Nationally renowned surgeon and women’s cancers expert Leslie R. Boyd, MD, has been named director of the Division of Gynecologic Oncology
Rutgers Cancer Institute of New Jersey and Robert Wood Johnson University Hospital (RWJUH), a RWJBarnabas Health facility, have named James K. Aikins, Jr., MD, FACOG, FACS chief of gynecologic oncology at Rutgers Cancer Institute and chief of gynecologic oncology services at RWJUH, New Jersey’s largest academic medical center.
Internationally prominent gynecologic oncologist Kenneth H. Kim, MD, recently was selected to direct the Division of Gynecologic Oncology at Cedars-Sinai Cancer. He also serves as chair of the cancer center’s Committee for Oversight of Training and Education.

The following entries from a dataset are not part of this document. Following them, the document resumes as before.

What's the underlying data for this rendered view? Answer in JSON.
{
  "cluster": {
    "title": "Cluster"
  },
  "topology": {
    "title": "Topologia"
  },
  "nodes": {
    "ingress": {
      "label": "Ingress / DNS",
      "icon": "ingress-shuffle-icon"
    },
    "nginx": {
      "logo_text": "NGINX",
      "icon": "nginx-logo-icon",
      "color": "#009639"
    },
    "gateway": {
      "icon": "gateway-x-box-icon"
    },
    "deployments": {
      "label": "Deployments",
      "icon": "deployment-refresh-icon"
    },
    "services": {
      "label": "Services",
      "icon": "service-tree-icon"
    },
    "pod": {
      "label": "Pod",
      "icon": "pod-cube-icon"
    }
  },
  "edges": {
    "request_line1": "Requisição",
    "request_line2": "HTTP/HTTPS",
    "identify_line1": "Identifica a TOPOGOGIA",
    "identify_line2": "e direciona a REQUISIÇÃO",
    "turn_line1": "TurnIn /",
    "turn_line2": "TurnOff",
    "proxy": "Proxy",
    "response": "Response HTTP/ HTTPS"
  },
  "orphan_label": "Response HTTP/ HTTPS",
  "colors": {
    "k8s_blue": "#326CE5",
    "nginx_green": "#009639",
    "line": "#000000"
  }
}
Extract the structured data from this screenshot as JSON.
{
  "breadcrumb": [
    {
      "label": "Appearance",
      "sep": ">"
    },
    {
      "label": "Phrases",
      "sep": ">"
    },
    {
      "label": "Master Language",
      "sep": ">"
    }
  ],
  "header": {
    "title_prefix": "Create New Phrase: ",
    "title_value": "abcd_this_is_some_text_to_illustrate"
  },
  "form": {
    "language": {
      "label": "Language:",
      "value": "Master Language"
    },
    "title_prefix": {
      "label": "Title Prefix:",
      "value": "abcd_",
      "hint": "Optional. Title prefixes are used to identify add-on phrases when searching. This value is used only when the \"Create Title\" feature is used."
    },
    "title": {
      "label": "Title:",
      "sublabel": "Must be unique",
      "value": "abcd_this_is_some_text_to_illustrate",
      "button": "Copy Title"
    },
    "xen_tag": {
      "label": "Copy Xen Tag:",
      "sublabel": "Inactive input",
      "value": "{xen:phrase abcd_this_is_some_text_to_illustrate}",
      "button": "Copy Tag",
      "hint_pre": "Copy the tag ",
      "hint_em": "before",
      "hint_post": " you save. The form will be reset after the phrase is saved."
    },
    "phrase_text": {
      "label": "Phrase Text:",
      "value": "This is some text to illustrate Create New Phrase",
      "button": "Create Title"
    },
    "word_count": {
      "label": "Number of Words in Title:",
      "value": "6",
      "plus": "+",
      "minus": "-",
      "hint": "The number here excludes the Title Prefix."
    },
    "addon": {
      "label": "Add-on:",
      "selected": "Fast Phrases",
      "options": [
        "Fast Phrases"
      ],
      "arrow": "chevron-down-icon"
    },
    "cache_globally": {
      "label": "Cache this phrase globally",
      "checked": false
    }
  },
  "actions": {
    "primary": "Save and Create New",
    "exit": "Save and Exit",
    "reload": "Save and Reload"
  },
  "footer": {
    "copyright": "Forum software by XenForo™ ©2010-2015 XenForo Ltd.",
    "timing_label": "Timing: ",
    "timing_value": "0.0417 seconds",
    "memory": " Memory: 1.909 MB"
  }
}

Expert from the Gynecologic Oncology Program at Rutgers Cancer Institute of New Jersey shares information about cervical health to highlight cervical health awareness month.
Atlantic Health System is enrolling women in a landmark study that uses a simple blood test for the CA-125 protein to screen women who are at low risk for ovarian cancer. The purpose of the clinical trial is to help determine whether this test can catch ovarian cancer early in women who would not normally be screened for it. Atlantic Health System hospitals are the only centers in the New York metro region to participate in the study, and have the third highest enrollment numbers in the nation.
At-home genetic-testing kits for breast and ovarian cancer risk are just as effective, and in some cases even more so, than the typical protocol for genetic testing, which requires repeated office visits and counseling, according to a study led by UW Medicine researchers.
A vaccine is available to protect against human papillomavirus (HPV). HPV is the most common sexually transmitted infection and can cause diseases such as genital warts and cancer.
The HPV vaccine now protects against nine strains of HPV. Research shows that the HPV vaccine is safe and effective.
The HPV vaccine is approved for men and women between the ages of 9 to 45. The HPV vaccine can protect adults from HPV-related diseases, however it provides the most protection when it is given in childhood before someone becomes sexually active.
Parents should talk with their child’s pediatrician about the HPV vaccine. Adult men should ask their primary care provider about the HPV vaccine, and adult women should speak with their gynecologist.
Yale Cancer Center scientists have built a powerful genomic research platform to study cervical cancer, a disease that often is untreatable if it progresses after surgery or primary chemo-radiation treatment.